Edward Snowden not spotted on flight to Cuba
Confusion over the whereabouts of National Security Agency leaker Edward Snowden grew on Monday after a jetliner flew from Moscow to Cuba with an empty seat booked in his name.
Aeroflot said earlier that Snowden had registered for the flight using his U.S. passport, which the United States recently annulled.
The founder of the WikiLeaks secrets-spilling organization, Julian Assange, insisted he couldn’t go into details about where Snowden was, but said he was safe.
Snowden has applied for asylum in Ecuador, Iceland and possibly other countries, Assange said. An Aeroflot representative who wouldn’t give her name told The Associated Press that Snowden didn’t board Flight SU150 to Havana, which was filled with journalists trying to track him down. Two AP journalists on the flight confirmed after it arrived Monday evening in Havana that Snowden wasn’t on the plane.
A member of the Aeroflot crew spoke briefly to reporters gathered outside Havana’s Jose Marti International Airport, but would not give his name. “No special people on board,” he said, smiling. “Only journalists.”
Security around the aircraft was heavy prior to boarding in Moscow and guards tried to prevent the scrum of photographers and cameramen from taking pictures of the plane, heightening speculation that Snowden might have been secretly escorted on board.
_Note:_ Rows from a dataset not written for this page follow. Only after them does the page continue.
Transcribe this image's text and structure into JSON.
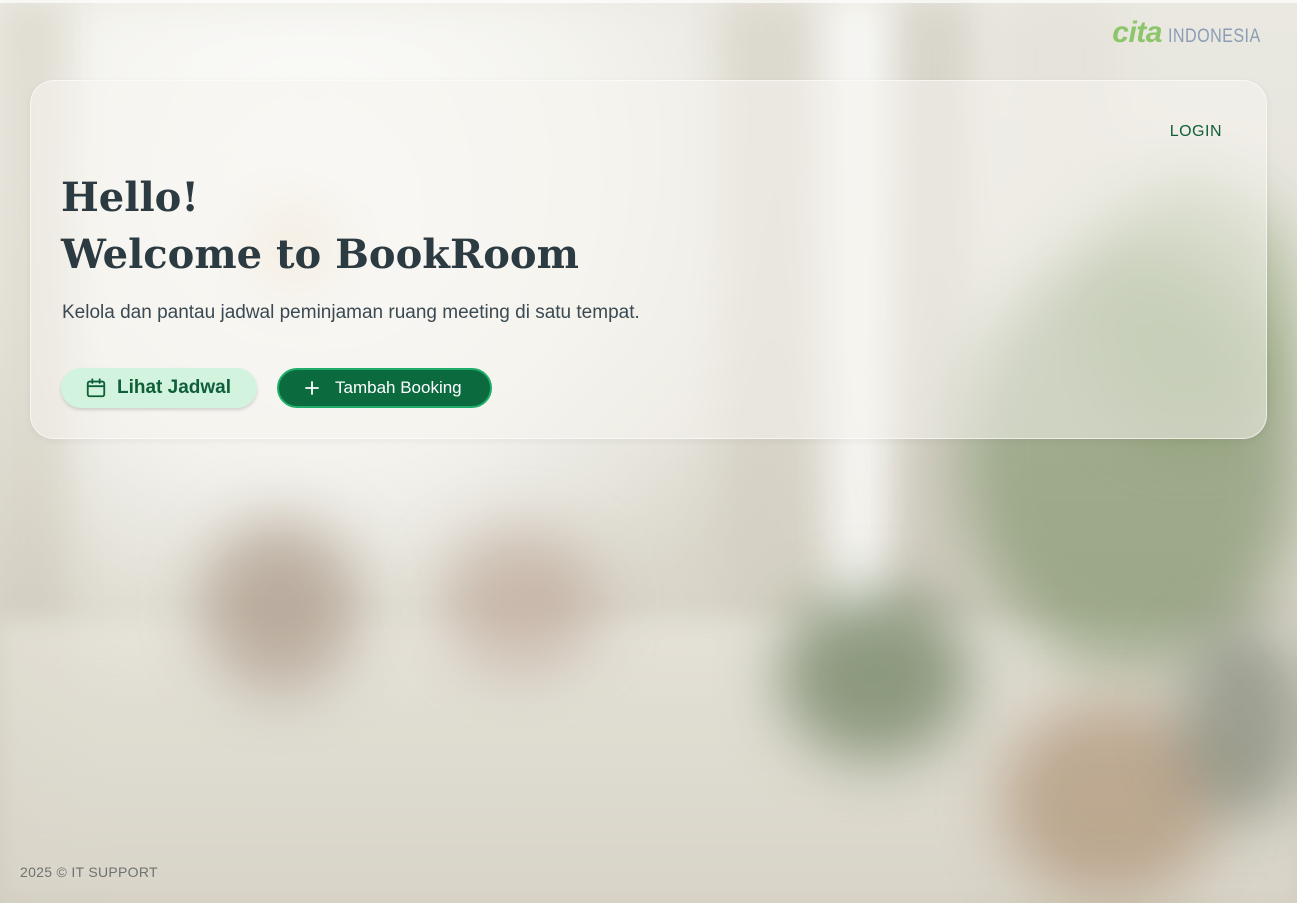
{
  "brand": {
    "name_part1": "cita",
    "name_part2": "INDONESIA"
  },
  "nav": {
    "login_label": "LOGIN"
  },
  "hero": {
    "title_line1": "Hello!",
    "title_line2": "Welcome to BookRoom",
    "subtitle": "Kelola dan pantau jadwal peminjaman ruang meeting di satu tempat."
  },
  "actions": {
    "view_schedule_label": "Lihat Jadwal",
    "view_schedule_icon": "calendar-icon",
    "add_booking_label": "Tambah Booking",
    "add_booking_icon": "plus-icon"
  },
  "footer": {
    "text": "2025 © IT SUPPORT"
  },
  "colors": {
    "primary": "#0b6b3f",
    "primary_light": "#d2f3dd",
    "brand_green": "#8cc56a",
    "brand_gray": "#8a9db5",
    "heading": "#2c3a42"
  }
}
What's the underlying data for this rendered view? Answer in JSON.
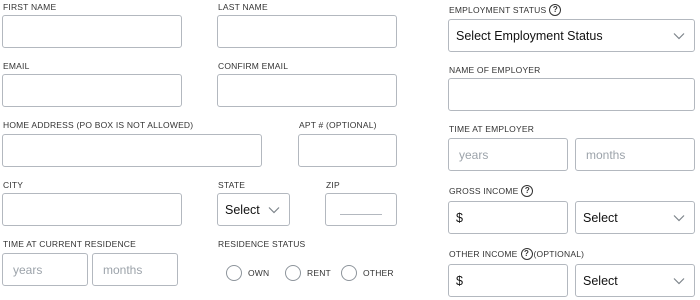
{
  "left": {
    "first_name": {
      "label": "FIRST NAME",
      "value": ""
    },
    "last_name": {
      "label": "LAST NAME",
      "value": ""
    },
    "email": {
      "label": "EMAIL",
      "value": ""
    },
    "confirm_email": {
      "label": "CONFIRM EMAIL",
      "value": ""
    },
    "home_address": {
      "label": "HOME ADDRESS (PO BOX IS NOT ALLOWED)",
      "value": ""
    },
    "apt": {
      "label": "APT # (OPTIONAL)",
      "value": ""
    },
    "city": {
      "label": "CITY",
      "value": ""
    },
    "state": {
      "label": "STATE",
      "selected": "Select"
    },
    "zip": {
      "label": "ZIP",
      "value": ""
    },
    "time_at_residence": {
      "label": "TIME AT CURRENT RESIDENCE",
      "years_placeholder": "years",
      "months_placeholder": "months"
    },
    "residence_status": {
      "label": "RESIDENCE STATUS",
      "options": [
        "OWN",
        "RENT",
        "OTHER"
      ]
    }
  },
  "right": {
    "employment_status": {
      "label": "EMPLOYMENT STATUS",
      "help_icon": "question-circle-icon",
      "selected": "Select Employment Status"
    },
    "employer_name": {
      "label": "NAME OF EMPLOYER",
      "value": ""
    },
    "time_at_employer": {
      "label": "TIME AT EMPLOYER",
      "years_placeholder": "years",
      "months_placeholder": "months"
    },
    "gross_income": {
      "label": "GROSS INCOME",
      "help_icon": "question-circle-icon",
      "currency": "$",
      "frequency_selected": "Select"
    },
    "other_income": {
      "label": "OTHER INCOME",
      "optional_suffix": "(OPTIONAL)",
      "help_icon": "question-circle-icon",
      "currency": "$",
      "frequency_selected": "Select"
    }
  },
  "colors": {
    "border": "#b3b8bf",
    "label": "#333333",
    "placeholder": "#9ca3aa"
  }
}
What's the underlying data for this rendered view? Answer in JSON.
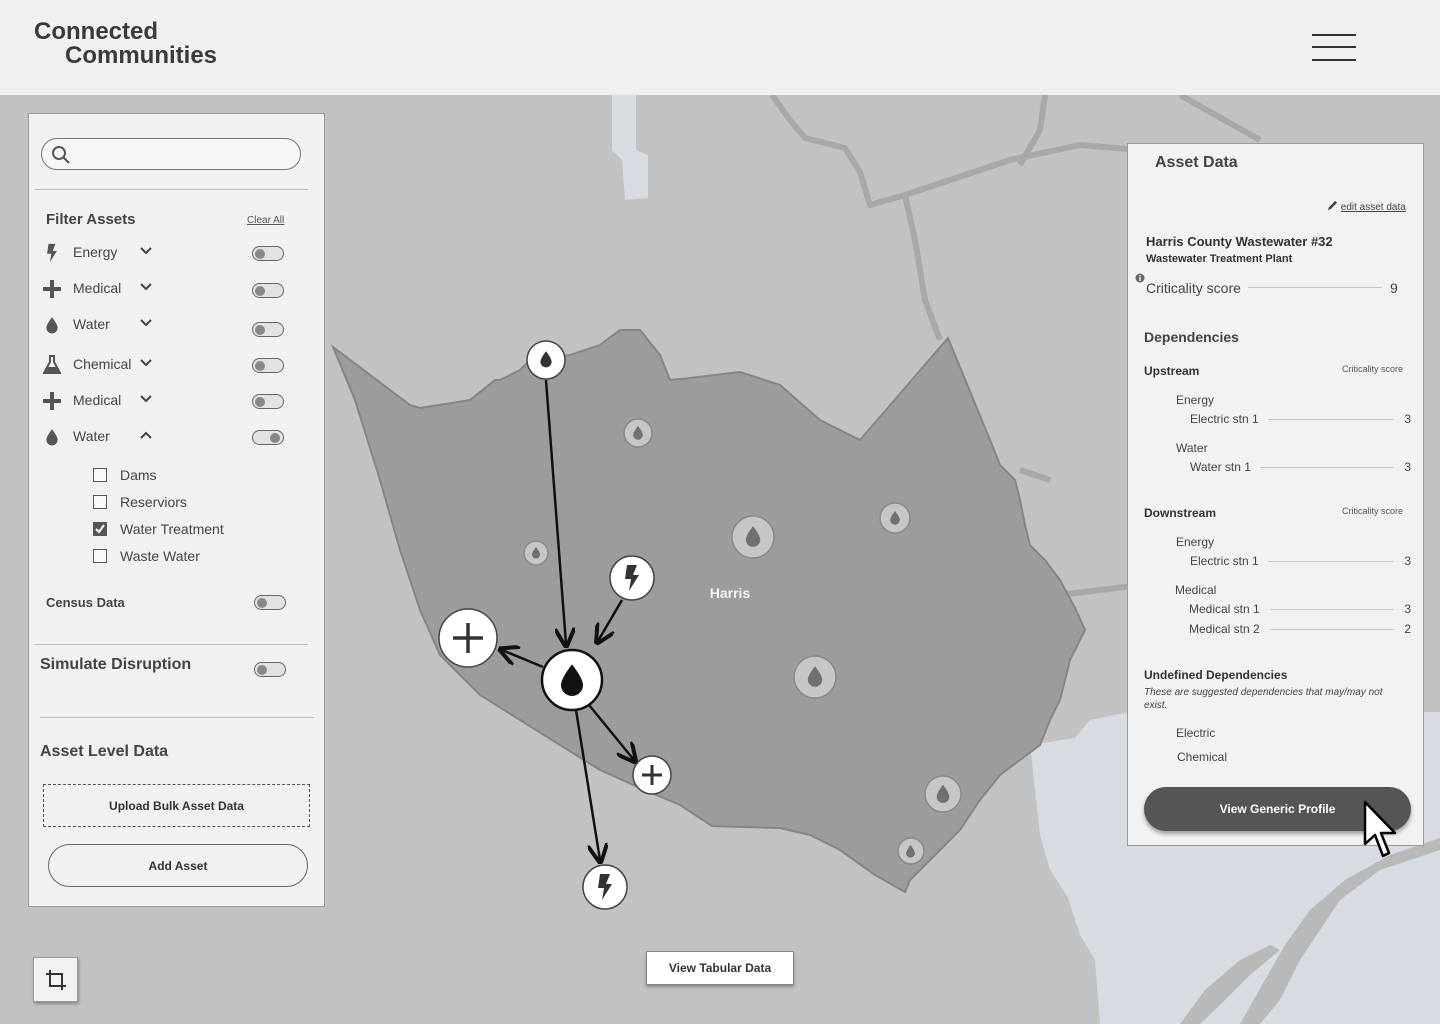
{
  "header": {
    "logo_line1": "Connected",
    "logo_line2": "Communities"
  },
  "search": {
    "placeholder": ""
  },
  "filter": {
    "title": "Filter Assets",
    "clear_all": "Clear All",
    "categories": [
      {
        "label": "Energy",
        "icon": "lightning-icon",
        "expanded": false,
        "on": false
      },
      {
        "label": "Medical",
        "icon": "cross-icon",
        "expanded": false,
        "on": false
      },
      {
        "label": "Water",
        "icon": "water-drop-icon",
        "expanded": false,
        "on": false
      },
      {
        "label": "Chemical",
        "icon": "flask-icon",
        "expanded": false,
        "on": false
      },
      {
        "label": "Medical",
        "icon": "cross-icon",
        "expanded": false,
        "on": false
      },
      {
        "label": "Water",
        "icon": "water-drop-icon",
        "expanded": true,
        "on": true
      }
    ],
    "water_subtypes": [
      {
        "label": "Dams",
        "checked": false
      },
      {
        "label": "Reserviors",
        "checked": false
      },
      {
        "label": "Water Treatment",
        "checked": true
      },
      {
        "label": "Waste Water",
        "checked": false
      }
    ],
    "census_label": "Census Data"
  },
  "simulate": {
    "label": "Simulate Disruption"
  },
  "asset_level": {
    "title": "Asset Level Data",
    "upload_label": "Upload Bulk Asset Data",
    "add_label": "Add Asset"
  },
  "map": {
    "region_label": "Harris",
    "tabular_button": "View Tabular Data"
  },
  "asset_panel": {
    "title": "Asset Data",
    "edit_link": "edit asset data",
    "asset_name": "Harris County Wastewater #32",
    "asset_type": "Wastewater Treatment Plant",
    "criticality_label": "Criticality score",
    "criticality_value": "9",
    "dependencies_title": "Dependencies",
    "upstream": {
      "title": "Upstream",
      "score_header": "Criticality score",
      "groups": [
        {
          "category": "Energy",
          "items": [
            {
              "name": "Electric stn 1",
              "score": "3"
            }
          ]
        },
        {
          "category": "Water",
          "items": [
            {
              "name": "Water stn 1",
              "score": "3"
            }
          ]
        }
      ]
    },
    "downstream": {
      "title": "Downstream",
      "score_header": "Criticality score",
      "groups": [
        {
          "category": "Energy",
          "items": [
            {
              "name": "Electric stn 1",
              "score": "3"
            }
          ]
        },
        {
          "category": "Medical",
          "items": [
            {
              "name": "Medical stn 1",
              "score": "3"
            },
            {
              "name": "Medical stn 2",
              "score": "2"
            }
          ]
        }
      ]
    },
    "undefined": {
      "title": "Undefined Dependencies",
      "note": "These are suggested dependencies that may/may not exist.",
      "items": [
        "Electric",
        "Chemical"
      ]
    },
    "view_profile_button": "View Generic Profile"
  },
  "colors": {
    "header_bg": "#f0f0f0",
    "map_bg": "#c3c2c2",
    "region_fill": "#9c9c9c",
    "water_body": "#d7dce2",
    "panel_bg": "#f2f2f2",
    "button_dark": "#555555"
  }
}
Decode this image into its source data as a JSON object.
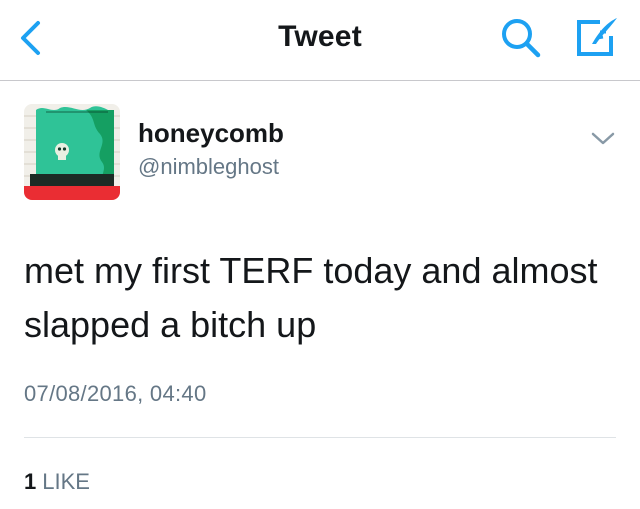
{
  "nav": {
    "title": "Tweet",
    "accent_color": "#1da1f2",
    "icons": [
      "chevron-left-icon",
      "search-icon",
      "compose-icon"
    ]
  },
  "tweet": {
    "display_name": "honeycomb",
    "username": "@nimbleghost",
    "text": "met my first TERF today and almost slapped a bitch up",
    "timestamp": "07/08/2016, 04:40",
    "likes": {
      "count": "1",
      "label": "LIKE"
    }
  },
  "colors": {
    "primary_text": "#14171a",
    "secondary_text": "#657786",
    "divider": "#dfe3e6"
  }
}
But about two dozen journalists who made the flight searched up and down the plane after boarding in a fruitless hunt for Snowden. One increasingly desperate Russian television reporter was briefly convinced that AP reporter Max Seddon might be the NSA leaker. (Source: CBC News)